All true, but those are PCs influencing NPCs. We're looking for examples of the less-common reverse, where NPCs can influence PCs without magic.
You want one from outside D&D, perhaps?
Let's look at FATE. Generally, in Fate-based games, social or mental conflicts are on the same mechanical basis as physical combat/conflict.
As you take hits in conflict, you take stress. If you run out of available stress boxes, you get "taken out".
You can shunt some stress into Consequences. The player gets significant say in what the consequences are, but needs GM approval (largely to make sure they are appropriate severity). But, you can only take so many Consequences.
To end the conflict, there are two choices:
First, someone may concede. If the player (not the character, the player) concedes, they get to narrate the conditions of their loss, so long as they don't negate the fact that they lost. So, for example, if it is a fight, the player can concede, and narrate how they get beaten, but escape out a window. The side that concedes can also end up with some Fate points to use later.
If nobody concedes, then someone will get Taken Out. This is like conceding, except the *other guy* gets to narrate how you lose, within the scope of the conflict and social contract of the table. If you are in a knife fight, and it isn't a "no PC-death" game, then if you get Taken Out, the other guy can say, "...and I kill the character."
So, if it is within the social contract of the table, you can imagine a party scoundrel-type getting into a social conflict with an attractive person at the inn - "Who seduces who?" This could easily end with the narration that the PC is seduced, and in the morning they find that the key to the ancient treasure vault has been stolen from their pack. No magic involved, but within the scope of the conflict, the PCs actions can be narrated by someone else, all within the rules.

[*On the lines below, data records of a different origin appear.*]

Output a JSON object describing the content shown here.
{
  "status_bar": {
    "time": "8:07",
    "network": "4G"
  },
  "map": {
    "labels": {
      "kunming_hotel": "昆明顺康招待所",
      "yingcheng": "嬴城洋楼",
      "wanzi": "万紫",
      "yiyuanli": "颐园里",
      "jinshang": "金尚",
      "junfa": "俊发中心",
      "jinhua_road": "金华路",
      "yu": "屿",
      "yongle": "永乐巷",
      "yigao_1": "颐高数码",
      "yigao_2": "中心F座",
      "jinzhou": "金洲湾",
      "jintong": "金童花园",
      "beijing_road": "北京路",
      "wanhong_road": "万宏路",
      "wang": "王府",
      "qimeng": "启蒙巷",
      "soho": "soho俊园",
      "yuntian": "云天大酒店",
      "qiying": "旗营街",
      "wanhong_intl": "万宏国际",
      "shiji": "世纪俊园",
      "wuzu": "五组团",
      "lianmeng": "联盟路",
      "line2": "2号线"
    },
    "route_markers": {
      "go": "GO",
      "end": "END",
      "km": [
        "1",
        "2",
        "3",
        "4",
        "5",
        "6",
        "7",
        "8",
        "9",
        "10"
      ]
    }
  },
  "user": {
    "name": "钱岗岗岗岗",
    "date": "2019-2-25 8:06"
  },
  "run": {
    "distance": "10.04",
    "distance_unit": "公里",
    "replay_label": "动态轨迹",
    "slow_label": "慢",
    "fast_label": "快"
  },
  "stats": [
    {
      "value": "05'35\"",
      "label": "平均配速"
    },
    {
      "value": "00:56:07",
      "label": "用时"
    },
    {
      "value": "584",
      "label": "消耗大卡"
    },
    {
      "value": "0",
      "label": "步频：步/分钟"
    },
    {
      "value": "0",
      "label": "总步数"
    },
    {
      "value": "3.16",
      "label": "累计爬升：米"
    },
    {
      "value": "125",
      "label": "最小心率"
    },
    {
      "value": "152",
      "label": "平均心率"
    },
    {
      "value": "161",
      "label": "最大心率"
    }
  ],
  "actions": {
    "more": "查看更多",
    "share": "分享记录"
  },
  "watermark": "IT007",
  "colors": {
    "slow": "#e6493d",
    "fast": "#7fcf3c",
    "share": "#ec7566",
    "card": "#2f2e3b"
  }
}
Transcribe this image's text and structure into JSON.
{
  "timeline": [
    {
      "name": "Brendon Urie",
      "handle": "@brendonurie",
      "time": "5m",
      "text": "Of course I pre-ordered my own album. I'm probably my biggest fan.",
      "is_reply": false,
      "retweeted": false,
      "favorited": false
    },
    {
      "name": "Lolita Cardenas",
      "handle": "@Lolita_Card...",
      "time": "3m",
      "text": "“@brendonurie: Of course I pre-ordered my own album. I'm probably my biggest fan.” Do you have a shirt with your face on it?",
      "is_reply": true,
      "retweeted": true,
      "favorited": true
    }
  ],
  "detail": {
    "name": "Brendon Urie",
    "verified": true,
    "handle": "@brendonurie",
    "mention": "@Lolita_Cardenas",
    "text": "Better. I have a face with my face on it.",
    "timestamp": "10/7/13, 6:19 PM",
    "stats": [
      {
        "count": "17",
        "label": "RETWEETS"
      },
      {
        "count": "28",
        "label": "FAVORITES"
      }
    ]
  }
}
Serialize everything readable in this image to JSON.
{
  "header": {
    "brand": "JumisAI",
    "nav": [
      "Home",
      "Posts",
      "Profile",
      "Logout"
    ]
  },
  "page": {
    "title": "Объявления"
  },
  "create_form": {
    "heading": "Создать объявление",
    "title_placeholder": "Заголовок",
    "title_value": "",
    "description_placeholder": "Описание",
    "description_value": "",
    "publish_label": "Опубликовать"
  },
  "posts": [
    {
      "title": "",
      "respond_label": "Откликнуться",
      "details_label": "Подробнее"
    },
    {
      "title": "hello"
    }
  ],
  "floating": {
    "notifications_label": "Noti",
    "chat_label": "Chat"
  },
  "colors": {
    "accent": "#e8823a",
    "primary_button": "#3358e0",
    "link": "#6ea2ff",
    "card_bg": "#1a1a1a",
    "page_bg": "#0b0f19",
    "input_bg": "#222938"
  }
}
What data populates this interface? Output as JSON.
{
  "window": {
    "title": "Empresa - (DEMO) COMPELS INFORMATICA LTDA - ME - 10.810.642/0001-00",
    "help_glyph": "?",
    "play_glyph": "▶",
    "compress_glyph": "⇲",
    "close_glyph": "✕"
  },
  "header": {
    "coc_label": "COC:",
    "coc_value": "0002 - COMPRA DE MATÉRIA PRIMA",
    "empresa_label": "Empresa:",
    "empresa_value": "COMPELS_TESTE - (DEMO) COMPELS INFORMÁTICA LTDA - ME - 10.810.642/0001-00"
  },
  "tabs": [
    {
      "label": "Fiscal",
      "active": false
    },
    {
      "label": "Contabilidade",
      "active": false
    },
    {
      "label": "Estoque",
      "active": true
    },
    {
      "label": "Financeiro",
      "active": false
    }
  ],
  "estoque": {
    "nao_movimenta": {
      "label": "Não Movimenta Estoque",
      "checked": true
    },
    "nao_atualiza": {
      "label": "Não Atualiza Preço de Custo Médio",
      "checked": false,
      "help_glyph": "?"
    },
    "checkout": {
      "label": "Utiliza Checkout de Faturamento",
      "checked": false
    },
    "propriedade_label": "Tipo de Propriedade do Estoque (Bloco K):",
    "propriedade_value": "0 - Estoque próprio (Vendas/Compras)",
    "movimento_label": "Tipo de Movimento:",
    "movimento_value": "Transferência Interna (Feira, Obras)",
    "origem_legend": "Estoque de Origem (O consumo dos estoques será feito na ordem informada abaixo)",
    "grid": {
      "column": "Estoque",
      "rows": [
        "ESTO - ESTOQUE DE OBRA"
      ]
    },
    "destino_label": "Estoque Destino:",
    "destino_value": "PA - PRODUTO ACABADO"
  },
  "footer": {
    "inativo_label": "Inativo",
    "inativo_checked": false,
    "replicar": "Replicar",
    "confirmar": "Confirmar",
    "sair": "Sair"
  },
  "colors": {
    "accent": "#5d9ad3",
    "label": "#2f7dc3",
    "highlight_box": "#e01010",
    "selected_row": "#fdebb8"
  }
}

The bottom line in this system is that if you don't want someone else narrating what happens to you, you do not fight to the last stress box. If you soldier on, you are accepting any result within the scope of the conflict.